And this is a struggle Lammers has seen the majority of her female friends go through as well.
“All of them have been struggling with dietary control and eating disorders or overeating since [the beginning] college,” Lammers said.
Steinhardt sophomore Jamie Kim had a tumultuous journey leaving high school and entering college. With a long history of body dysmorphia since late elementary school, she’s always struggled to have a good relationship with food.
“I think my relationship with food has fluctuated a lot since high school but has overall remained pretty negative,” Kim said. “I was constantly beating myself up for just eating.”
After brutally enduring a routing of eating a mere 700 calories a day and burning 200 to 300 at the gym to lose weight, she felt happier about her body and began to allow herself to loosen up. However, Kim reminiscences that it wasn’t a time in her life that made her go back to a normal eating habit.
“But because I restricted myself for so long, I think I began to binge as it became something that I had to make up for from a year of essentially not eating anything that was pleasurable,” Kim said. “My lack of knowledge of healthy recipes plus my constant binging led to me regaining the 35 pounds I had lost in high school, and that really messed up my body dysmorphia as I suddenly gained a large amount of weight.”
Being thin has become equated to success and happiness, making the independence of college life and the daunting pressure to succeed easy triggers.
“It’s interesting in a terribly sad and unfortunate way to see that we all think of ourselves as ugly or unattractive or even undeserving, but when we mention our self-hatred to each other, we all think the other person is beautiful and deserving of so much love,” Kim said.
I never realized I had an eating disorder until the end of my first year of college.

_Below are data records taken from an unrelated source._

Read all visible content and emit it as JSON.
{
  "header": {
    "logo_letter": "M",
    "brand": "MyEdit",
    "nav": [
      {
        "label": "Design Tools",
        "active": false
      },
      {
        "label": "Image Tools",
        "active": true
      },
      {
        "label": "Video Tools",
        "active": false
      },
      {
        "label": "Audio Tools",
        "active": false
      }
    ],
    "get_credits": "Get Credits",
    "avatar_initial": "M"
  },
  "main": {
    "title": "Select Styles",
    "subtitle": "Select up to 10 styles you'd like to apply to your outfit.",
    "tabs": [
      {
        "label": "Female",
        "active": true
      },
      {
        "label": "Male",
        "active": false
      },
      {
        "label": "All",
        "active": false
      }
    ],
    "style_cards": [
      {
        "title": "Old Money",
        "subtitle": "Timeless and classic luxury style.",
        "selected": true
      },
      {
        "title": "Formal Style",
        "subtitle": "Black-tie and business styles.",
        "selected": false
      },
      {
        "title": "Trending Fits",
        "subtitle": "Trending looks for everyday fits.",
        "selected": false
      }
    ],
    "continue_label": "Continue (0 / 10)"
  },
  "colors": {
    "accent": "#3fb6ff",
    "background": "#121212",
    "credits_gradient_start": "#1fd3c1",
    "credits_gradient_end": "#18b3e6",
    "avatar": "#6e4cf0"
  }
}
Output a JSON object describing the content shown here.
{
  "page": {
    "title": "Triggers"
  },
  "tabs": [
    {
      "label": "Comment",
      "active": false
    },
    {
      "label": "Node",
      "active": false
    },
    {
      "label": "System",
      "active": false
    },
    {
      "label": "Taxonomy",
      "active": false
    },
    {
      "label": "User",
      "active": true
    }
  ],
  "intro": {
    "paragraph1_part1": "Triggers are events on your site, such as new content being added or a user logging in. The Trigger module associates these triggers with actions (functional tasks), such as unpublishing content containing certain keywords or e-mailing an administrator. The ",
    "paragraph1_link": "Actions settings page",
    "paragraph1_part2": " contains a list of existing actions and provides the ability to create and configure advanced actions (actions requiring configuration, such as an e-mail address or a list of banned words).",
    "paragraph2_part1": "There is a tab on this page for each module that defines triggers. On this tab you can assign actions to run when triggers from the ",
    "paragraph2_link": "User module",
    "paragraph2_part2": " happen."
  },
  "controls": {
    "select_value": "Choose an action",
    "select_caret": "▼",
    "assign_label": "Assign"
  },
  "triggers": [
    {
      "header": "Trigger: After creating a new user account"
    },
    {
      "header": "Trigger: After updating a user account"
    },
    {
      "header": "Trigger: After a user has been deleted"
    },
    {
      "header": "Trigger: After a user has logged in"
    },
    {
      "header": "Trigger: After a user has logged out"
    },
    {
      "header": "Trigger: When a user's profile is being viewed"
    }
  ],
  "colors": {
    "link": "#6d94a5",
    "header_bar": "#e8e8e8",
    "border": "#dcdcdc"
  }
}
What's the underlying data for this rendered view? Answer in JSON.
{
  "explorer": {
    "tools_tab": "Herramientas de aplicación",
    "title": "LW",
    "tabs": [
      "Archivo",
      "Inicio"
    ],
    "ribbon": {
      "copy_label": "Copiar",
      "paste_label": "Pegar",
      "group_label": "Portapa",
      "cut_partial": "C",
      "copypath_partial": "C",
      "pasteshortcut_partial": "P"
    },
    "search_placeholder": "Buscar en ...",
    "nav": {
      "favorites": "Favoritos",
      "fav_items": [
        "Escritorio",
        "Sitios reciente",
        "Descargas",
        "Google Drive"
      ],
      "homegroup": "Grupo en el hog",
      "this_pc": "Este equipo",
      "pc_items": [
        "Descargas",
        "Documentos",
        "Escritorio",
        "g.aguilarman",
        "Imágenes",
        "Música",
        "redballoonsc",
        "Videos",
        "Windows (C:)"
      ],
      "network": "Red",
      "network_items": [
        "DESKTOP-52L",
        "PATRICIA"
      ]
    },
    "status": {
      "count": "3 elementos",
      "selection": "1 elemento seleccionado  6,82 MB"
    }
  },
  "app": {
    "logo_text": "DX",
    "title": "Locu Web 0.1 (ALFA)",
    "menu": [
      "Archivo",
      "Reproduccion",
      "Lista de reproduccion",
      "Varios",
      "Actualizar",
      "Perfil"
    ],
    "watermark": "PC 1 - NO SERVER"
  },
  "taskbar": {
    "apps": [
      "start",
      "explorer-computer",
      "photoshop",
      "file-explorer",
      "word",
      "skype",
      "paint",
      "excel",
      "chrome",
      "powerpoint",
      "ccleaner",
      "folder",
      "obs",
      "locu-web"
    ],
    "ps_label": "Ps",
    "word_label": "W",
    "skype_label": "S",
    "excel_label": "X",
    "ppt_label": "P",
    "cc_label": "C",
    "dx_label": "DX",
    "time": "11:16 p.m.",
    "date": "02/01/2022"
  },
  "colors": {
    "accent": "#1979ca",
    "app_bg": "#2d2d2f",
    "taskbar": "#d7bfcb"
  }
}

It was a slow but critical change to seeing food as an experience and seeing how sharing that moment with people could be comforting. There was beauty in food in allowing my body to intake it. Approximately every hour, eating disorders take someone’s life. Opening up a conversation and finding solidarity within dialogue has the potential to change that. Eating and self-love shouldn’t be mutually-exclusive.
If you or someone you know is struggling with an eating disorder, contact the National Eating Disorders Association at (800) 931- 2237 or find out more here.